Jessica Jones was not one of Marvel’s big names. I speak of her current reputation in the past tense because after seeing the first episode screened at a Netflix Panel this past New York Comic Con I am certain in Marvel and Netflix having another hit on their hands.
Created By Brian Michael Bendis and first debuting in 2001 in her own magazine “Alias” it ran for 28 issues followed by another short lived magazine “The Pulse”.
For the uninitiated the premise is as follows: “Ex-Superhero Jessica Jones has done away with the costume and now works as a Super Powered Private eye. Jessica is an alcoholic that suffers from Post Traumatic Stress Disorder brought on by a traumatic incident which lead to her hanging up the cape.”
At its core Alias was a film noir story told in the Marvel universe. The Netflix adaption knows this and uses the expected story beats to both work with and subvert our expectations.
In it Krysten Ritter fills the role of Jessica. Gifted in her line of work but unquestionably a severely damaged individual we follow her as she stumbles between cases and benders.
During a case she displays this capability when hired to serve a court summons to a man who has proven to be particularly difficult to reach. During this incident she lifts a car by its bumper to prevent the man from driving off.
The presentation of Jessica’s inhuman strength is understated by careful editing and camera placement which keeps it feeling grounded. Much of the show is centered around feeling like the boots on the ground as opposed to the cape in the sky not unlike its predecessor Daredevil.
Also like Daredevil, Jessica Jones is carried very by an excellent lead performance in Ritter. Jessica is not an easy character to pin down and when mishandled very much runs the risk of being unlikable but Ritter hits all the right notes.
We see Intelligence, compassion, vulnerability, cynicism, anxiety, cowardice and addiction.
All flowing into and through each other seamlessly.
This comes to a crescendo when a terrifying figure from Jessica’s past (Played by David Tennant of Doctor Who fame) is revealed to be involved with a missing persons case and Jessica flickers through all of them in minutes making some decidedly un-heroic and desperate choices before managing to manufacture some resolve.
The head of the panel and Marvel’s Head of Television Jeph Loeb has asked us to keep the spoilers to a minimum and I’m inclined to agree.
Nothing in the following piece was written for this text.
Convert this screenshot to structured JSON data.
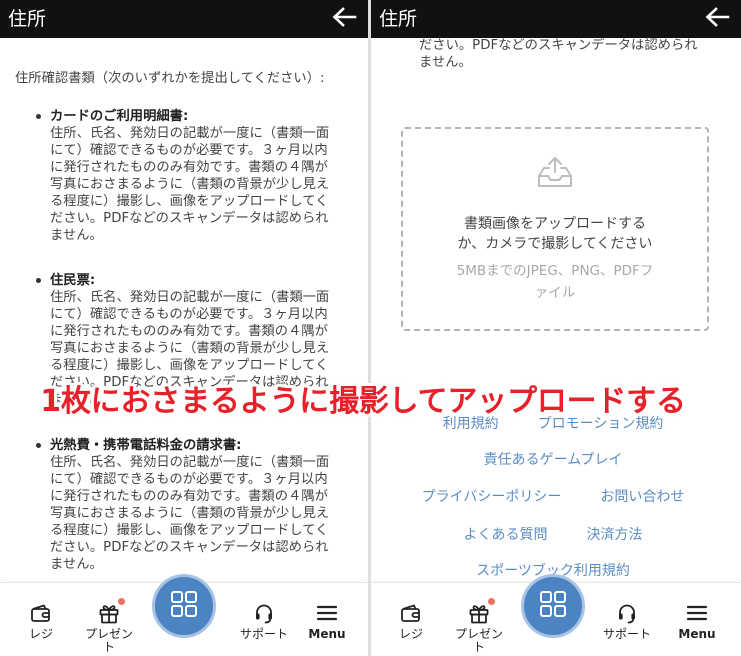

Each of you ought to experience it for yourself but what I will tell you is a room of more than two thousand people held their breath in the final few minutes.
Be sure to catch Jessica Jones on Netflix this coming November 20th.